Task item »
Check each line of the entries for the string "Daily". Report only how many lines have it.
##### Given data
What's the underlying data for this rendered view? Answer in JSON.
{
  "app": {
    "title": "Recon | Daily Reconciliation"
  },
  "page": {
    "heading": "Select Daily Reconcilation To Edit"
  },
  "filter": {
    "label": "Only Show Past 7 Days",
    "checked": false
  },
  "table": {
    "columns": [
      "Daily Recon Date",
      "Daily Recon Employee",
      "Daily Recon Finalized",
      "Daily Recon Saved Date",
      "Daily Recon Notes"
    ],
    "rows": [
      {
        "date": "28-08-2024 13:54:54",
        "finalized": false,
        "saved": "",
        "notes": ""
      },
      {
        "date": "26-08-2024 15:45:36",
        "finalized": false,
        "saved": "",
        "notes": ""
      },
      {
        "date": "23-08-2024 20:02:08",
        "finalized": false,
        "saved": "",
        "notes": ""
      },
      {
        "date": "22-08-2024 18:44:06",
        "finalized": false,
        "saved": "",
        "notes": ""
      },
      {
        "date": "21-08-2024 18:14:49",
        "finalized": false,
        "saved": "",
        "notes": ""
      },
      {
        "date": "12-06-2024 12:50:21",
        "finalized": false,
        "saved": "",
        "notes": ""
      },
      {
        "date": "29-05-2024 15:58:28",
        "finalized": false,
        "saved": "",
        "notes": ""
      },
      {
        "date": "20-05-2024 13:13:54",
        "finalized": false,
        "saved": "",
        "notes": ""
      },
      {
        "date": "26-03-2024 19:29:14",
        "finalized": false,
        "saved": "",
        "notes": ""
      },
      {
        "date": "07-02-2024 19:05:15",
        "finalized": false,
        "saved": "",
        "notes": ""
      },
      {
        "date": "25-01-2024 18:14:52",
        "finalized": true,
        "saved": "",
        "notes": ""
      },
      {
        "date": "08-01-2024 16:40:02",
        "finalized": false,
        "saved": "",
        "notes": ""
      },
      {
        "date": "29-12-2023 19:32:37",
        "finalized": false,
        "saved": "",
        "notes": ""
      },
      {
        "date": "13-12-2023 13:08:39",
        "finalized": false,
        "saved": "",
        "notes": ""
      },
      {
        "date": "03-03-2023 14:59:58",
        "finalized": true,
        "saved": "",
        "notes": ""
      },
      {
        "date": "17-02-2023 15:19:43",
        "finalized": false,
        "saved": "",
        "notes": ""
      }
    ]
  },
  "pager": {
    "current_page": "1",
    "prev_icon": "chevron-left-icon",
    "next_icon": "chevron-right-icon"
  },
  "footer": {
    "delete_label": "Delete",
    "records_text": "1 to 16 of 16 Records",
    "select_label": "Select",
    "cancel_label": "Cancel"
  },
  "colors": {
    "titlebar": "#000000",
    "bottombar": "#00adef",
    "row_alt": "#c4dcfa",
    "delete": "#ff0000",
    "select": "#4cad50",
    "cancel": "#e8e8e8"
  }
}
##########
Solution to the problem »
7